Segment Start: Records to use

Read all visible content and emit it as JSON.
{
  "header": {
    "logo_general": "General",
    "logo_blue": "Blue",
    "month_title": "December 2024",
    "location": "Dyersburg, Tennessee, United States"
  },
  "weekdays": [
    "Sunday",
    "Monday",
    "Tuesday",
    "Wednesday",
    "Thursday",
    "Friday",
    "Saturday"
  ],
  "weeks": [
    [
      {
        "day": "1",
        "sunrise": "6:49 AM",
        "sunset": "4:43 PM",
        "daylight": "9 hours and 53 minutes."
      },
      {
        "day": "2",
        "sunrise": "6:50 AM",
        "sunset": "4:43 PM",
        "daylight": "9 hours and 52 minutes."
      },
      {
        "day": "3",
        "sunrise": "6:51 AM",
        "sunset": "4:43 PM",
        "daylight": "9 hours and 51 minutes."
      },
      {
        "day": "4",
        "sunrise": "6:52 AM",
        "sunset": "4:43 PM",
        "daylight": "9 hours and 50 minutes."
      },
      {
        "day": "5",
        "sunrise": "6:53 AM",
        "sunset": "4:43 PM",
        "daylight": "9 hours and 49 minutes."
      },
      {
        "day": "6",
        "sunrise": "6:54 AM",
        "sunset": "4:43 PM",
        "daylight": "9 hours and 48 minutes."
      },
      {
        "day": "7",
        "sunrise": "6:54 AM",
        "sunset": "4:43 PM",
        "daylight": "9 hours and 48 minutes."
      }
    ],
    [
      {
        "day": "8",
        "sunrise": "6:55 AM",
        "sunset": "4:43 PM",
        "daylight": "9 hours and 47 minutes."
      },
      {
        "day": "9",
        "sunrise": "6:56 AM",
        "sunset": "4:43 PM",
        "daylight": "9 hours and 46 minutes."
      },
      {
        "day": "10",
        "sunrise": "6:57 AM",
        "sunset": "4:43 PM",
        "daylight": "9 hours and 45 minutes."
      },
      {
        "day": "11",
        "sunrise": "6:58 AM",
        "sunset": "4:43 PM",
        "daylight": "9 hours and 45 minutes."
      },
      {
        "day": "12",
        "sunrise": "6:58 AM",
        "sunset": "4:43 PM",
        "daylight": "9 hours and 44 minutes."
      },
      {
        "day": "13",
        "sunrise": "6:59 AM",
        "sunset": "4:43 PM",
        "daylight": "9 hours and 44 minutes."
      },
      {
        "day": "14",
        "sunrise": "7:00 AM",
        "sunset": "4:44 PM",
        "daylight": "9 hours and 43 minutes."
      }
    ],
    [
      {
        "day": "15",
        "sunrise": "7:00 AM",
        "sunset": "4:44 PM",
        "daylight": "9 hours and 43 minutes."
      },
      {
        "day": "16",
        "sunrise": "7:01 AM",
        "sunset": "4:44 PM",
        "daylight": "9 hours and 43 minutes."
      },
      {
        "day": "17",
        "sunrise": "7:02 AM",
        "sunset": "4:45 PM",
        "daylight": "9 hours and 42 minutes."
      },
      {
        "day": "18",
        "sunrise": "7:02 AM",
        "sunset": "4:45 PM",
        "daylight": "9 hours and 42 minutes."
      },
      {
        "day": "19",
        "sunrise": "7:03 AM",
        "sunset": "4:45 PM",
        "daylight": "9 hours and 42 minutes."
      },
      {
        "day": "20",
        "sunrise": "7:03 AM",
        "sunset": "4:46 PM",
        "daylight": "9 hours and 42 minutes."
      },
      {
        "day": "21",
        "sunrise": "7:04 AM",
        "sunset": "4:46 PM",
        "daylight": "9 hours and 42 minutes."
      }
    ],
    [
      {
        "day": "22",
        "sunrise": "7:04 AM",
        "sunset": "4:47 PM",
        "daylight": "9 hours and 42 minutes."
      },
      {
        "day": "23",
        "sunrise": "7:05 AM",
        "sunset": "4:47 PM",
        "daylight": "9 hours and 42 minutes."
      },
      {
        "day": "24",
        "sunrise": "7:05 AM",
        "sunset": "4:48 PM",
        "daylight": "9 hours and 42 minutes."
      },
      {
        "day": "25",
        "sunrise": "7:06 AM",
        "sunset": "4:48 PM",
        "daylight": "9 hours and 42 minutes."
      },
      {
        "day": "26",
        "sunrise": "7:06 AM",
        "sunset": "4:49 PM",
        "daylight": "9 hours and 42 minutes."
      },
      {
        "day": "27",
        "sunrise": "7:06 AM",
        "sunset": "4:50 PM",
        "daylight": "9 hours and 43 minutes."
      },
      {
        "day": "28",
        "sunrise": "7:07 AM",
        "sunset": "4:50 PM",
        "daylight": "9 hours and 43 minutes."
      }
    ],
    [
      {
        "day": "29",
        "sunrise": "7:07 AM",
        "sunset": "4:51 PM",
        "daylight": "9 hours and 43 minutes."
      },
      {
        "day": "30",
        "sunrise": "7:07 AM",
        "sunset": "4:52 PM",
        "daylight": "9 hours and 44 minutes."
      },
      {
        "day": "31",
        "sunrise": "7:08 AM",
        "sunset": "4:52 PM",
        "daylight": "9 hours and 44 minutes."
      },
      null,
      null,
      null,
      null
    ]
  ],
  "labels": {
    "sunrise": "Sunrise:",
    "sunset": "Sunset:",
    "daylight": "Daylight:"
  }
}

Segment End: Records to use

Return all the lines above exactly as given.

● Solved problem:
Read all visible content and emit it as JSON.
{
  "header": {
    "logo_general": "General",
    "logo_blue": "Blue",
    "month_title": "December 2024",
    "location": "Dyersburg, Tennessee, United States"
  },
  "weekdays": [
    "Sunday",
    "Monday",
    "Tuesday",
    "Wednesday",
    "Thursday",
    "Friday",
    "Saturday"
  ],
  "weeks": [
    [
      {
        "day": "1",
        "sunrise": "6:49 AM",
        "sunset": "4:43 PM",
        "daylight": "9 hours and 53 minutes."
      },
      {
        "day": "2",
        "sunrise": "6:50 AM",
        "sunset": "4:43 PM",
        "daylight": "9 hours and 52 minutes."
      },
      {
        "day": "3",
        "sunrise": "6:51 AM",
        "sunset": "4:43 PM",
        "daylight": "9 hours and 51 minutes."
      },
      {
        "day": "4",
        "sunrise": "6:52 AM",
        "sunset": "4:43 PM",
        "daylight": "9 hours and 50 minutes."
      },
      {
        "day": "5",
        "sunrise": "6:53 AM",
        "sunset": "4:43 PM",
        "daylight": "9 hours and 49 minutes."
      },
      {
        "day": "6",
        "sunrise": "6:54 AM",
        "sunset": "4:43 PM",
        "daylight": "9 hours and 48 minutes."
      },
      {
        "day": "7",
        "sunrise": "6:54 AM",
        "sunset": "4:43 PM",
        "daylight": "9 hours and 48 minutes."
      }
    ],
    [
      {
        "day": "8",
        "sunrise": "6:55 AM",
        "sunset": "4:43 PM",
        "daylight": "9 hours and 47 minutes."
      },
      {
        "day": "9",
        "sunrise": "6:56 AM",
        "sunset": "4:43 PM",
        "daylight": "9 hours and 46 minutes."
      },
      {
        "day": "10",
        "sunrise": "6:57 AM",
        "sunset": "4:43 PM",
        "daylight": "9 hours and 45 minutes."
      },
      {
        "day": "11",
        "sunrise": "6:58 AM",
        "sunset": "4:43 PM",
        "daylight": "9 hours and 45 minutes."
      },
      {
        "day": "12",
        "sunrise": "6:58 AM",
        "sunset": "4:43 PM",
        "daylight": "9 hours and 44 minutes."
      },
      {
        "day": "13",
        "sunrise": "6:59 AM",
        "sunset": "4:43 PM",
        "daylight": "9 hours and 44 minutes."
      },
      {
        "day": "14",
        "sunrise": "7:00 AM",
        "sunset": "4:44 PM",
        "daylight": "9 hours and 43 minutes."
      }
    ],
    [
      {
        "day": "15",
        "sunrise": "7:00 AM",
        "sunset": "4:44 PM",
        "daylight": "9 hours and 43 minutes."
      },
      {
        "day": "16",
        "sunrise": "7:01 AM",
        "sunset": "4:44 PM",
        "daylight": "9 hours and 43 minutes."
      },
      {
        "day": "17",
        "sunrise": "7:02 AM",
        "sunset": "4:45 PM",
        "daylight": "9 hours and 42 minutes."
      },
      {
        "day": "18",
        "sunrise": "7:02 AM",
        "sunset": "4:45 PM",
        "daylight": "9 hours and 42 minutes."
      },
      {
        "day": "19",
        "sunrise": "7:03 AM",
        "sunset": "4:45 PM",
        "daylight": "9 hours and 42 minutes."
      },
      {
        "day": "20",
        "sunrise": "7:03 AM",
        "sunset": "4:46 PM",
        "daylight": "9 hours and 42 minutes."
      },
      {
        "day": "21",
        "sunrise": "7:04 AM",
        "sunset": "4:46 PM",
        "daylight": "9 hours and 42 minutes."
      }
    ],
    [
      {
        "day": "22",
        "sunrise": "7:04 AM",
        "sunset": "4:47 PM",
        "daylight": "9 hours and 42 minutes."
      },
      {
        "day": "23",
        "sunrise": "7:05 AM",
        "sunset": "4:47 PM",
        "daylight": "9 hours and 42 minutes."
      },
      {
        "day": "24",
        "sunrise": "7:05 AM",
        "sunset": "4:48 PM",
        "daylight": "9 hours and 42 minutes."
      },
      {
        "day": "25",
        "sunrise": "7:06 AM",
        "sunset": "4:48 PM",
        "daylight": "9 hours and 42 minutes."
      },
      {
        "day": "26",
        "sunrise": "7:06 AM",
        "sunset": "4:49 PM",
        "daylight": "9 hours and 42 minutes."
      },
      {
        "day": "27",
        "sunrise": "7:06 AM",
        "sunset": "4:50 PM",
        "daylight": "9 hours and 43 minutes."
      },
      {
        "day": "28",
        "sunrise": "7:07 AM",
        "sunset": "4:50 PM",
        "daylight": "9 hours and 43 minutes."
      }
    ],
    [
      {
        "day": "29",
        "sunrise": "7:07 AM",
        "sunset": "4:51 PM",
        "daylight": "9 hours and 43 minutes."
      },
      {
        "day": "30",
        "sunrise": "7:07 AM",
        "sunset": "4:52 PM",
        "daylight": "9 hours and 44 minutes."
      },
      {
        "day": "31",
        "sunrise": "7:08 AM",
        "sunset": "4:52 PM",
        "daylight": "9 hours and 44 minutes."
      },
      null,
      null,
      null,
      null
    ]
  ],
  "labels": {
    "sunrise": "Sunrise:",
    "sunset": "Sunset:",
    "daylight": "Daylight:"
  }
}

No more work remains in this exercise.